Iolani Palace is gorgeous, full of history, and its restoration is a testament to the dedication and artisanship of the people who devoted their time to the project. Unfortunately, the tour experience is less well-designed.
When I arrived, I parked on the street outside; this turns out to be the wrong place as you’re supposed to park inside the gates. The parking lot signs inside the gates indicate that you need to have a government pass or pay or you’ll be towed–the woman working at the gift shop insisted that it was free to park for everyone. The hours for self-guided and docent-led tours vary wildly from day to day which means that if you specifically want to take one type of tour or the other, you need to plan your day around your visit. As it turned out, on the date and time of my visit, they were only having the more expensive docent-led tours. After I ponied up, I was directed to go watch a video about the history of the palace and its royalty, but the video was timed as such that I had to leave before it was over in order to make my tour time, which would be such an easy thing to fix considering they know exactly how long the film is and exactly when each tour group leaves. And then there was the docent.
The quality of every docent tour is dependent on the quality of the docent and in a deeply unfortunate turn of events, I hated mine almost immediately, which is rare for me. If someone wants to talk about something they know and are passionate about, I want to hear it. I always want to hear it. I’ll stand there and listen and suck it all in like a sponge.

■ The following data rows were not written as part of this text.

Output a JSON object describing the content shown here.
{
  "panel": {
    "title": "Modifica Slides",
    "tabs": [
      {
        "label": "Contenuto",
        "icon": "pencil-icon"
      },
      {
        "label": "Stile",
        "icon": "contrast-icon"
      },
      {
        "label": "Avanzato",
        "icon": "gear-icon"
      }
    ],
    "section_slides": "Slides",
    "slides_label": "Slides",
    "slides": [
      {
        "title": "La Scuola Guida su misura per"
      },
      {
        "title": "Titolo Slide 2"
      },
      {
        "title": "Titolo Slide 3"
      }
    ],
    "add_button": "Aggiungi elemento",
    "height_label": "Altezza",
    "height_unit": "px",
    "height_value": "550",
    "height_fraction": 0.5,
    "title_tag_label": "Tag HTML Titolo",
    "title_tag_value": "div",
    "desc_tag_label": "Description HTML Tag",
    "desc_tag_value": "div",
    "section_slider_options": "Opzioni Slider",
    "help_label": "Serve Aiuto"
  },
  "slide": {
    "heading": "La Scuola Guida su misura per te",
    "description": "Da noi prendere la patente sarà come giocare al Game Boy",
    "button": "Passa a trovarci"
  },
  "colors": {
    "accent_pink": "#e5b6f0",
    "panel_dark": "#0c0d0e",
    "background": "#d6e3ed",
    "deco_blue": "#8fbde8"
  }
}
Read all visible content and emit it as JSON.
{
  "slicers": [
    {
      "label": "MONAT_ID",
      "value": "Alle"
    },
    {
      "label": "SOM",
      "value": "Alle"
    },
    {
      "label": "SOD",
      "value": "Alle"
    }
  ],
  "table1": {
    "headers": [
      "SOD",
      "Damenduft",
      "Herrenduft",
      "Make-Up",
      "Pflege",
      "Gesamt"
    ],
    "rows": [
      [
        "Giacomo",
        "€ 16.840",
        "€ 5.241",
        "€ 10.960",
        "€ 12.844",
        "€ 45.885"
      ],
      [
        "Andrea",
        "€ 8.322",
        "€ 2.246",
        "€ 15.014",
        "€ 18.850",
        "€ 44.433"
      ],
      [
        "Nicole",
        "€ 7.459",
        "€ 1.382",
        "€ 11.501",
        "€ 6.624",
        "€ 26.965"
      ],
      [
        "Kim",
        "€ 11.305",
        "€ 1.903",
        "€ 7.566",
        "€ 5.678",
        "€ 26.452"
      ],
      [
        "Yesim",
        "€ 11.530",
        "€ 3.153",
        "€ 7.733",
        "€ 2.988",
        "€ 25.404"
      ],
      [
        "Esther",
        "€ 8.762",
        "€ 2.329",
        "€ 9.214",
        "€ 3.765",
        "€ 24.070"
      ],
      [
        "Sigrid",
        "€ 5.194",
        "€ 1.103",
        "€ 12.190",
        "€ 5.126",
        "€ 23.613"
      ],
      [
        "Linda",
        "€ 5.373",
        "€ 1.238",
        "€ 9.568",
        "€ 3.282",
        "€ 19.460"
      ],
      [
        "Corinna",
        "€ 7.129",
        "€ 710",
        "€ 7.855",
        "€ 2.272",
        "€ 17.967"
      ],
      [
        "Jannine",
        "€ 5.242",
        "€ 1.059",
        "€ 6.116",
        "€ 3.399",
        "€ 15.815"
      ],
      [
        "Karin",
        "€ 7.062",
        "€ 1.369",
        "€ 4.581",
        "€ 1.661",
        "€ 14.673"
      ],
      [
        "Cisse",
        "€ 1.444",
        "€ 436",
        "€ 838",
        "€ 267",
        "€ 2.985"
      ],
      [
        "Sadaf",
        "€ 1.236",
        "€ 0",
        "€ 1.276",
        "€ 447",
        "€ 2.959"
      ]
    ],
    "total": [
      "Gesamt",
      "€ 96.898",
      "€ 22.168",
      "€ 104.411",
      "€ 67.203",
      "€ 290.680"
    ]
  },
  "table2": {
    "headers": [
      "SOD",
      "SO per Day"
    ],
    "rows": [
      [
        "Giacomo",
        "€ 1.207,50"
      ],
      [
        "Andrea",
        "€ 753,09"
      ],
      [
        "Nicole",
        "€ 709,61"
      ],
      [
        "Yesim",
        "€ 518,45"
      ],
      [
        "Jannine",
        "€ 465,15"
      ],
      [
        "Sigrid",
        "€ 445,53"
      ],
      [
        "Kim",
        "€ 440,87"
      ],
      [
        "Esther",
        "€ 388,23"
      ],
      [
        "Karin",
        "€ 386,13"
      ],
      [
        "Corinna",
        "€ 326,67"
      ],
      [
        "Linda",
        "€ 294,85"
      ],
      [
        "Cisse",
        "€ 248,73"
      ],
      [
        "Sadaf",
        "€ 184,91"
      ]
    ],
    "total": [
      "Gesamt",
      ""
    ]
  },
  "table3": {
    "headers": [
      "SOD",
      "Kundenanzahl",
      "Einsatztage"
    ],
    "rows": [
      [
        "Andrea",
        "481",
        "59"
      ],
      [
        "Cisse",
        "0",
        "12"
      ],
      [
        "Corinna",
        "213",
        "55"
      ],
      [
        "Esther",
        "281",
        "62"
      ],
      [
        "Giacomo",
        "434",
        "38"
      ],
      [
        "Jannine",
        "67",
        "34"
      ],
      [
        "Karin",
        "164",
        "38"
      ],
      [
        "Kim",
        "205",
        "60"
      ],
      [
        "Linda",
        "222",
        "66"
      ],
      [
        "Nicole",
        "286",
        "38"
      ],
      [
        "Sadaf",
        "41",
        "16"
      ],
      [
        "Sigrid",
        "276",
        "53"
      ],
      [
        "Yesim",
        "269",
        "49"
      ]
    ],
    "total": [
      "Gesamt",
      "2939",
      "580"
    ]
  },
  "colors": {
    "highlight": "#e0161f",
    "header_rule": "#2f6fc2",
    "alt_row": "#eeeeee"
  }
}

I loathed this woman. Deeply. And the feeling appeared to be mutual. She talked down to the people in the tour group. She yelled at Jason when the back of his shirt brushed against the wall for “leaning on the wall”. She yelled at me for walking out of a room in front of her when she’d just asked us to proceed back out into the hallway. Wildly inconsistent, sometimes she did have us leave the room before her, toying with us like the world’s pettiest tyrant. She talked about the bus system on Oahu and how her job pays for her bus pass. She talked about current politics. She talked about personal interactions she’d had with other tour groups. When we chanced to happen by another tour group, I was incensed to discover that group was actually getting to learn something rather than being scolded like puppies who piddled on the rug.
So much happened here: It had electricity and telephones before the White House! The monarchy was crippled and later overthrown in a massive betrayal by the Queen’s foreign advisers! The Queen was imprisoned in one of its rooms! It was turned into a government building, all of its exquisite and rare koa wood was completely painted over, the place got riddled with termites, and it was almost razed! The furnishings were all sold and had to be reacquired piecemeal and restored to its original condition! So tell people about that, because if they’re visiting this site, they should know what’s been done to Iolani Palace, what’s been done to the monarchs who resided there, what’s been done to Hawaii. This is the site to impress upon people those weighty histories. As it stands, I learned more from five minutes of video than I did in the entirety of my tour, which is a sad shame. So maybe save the bus pass talk for bunko night.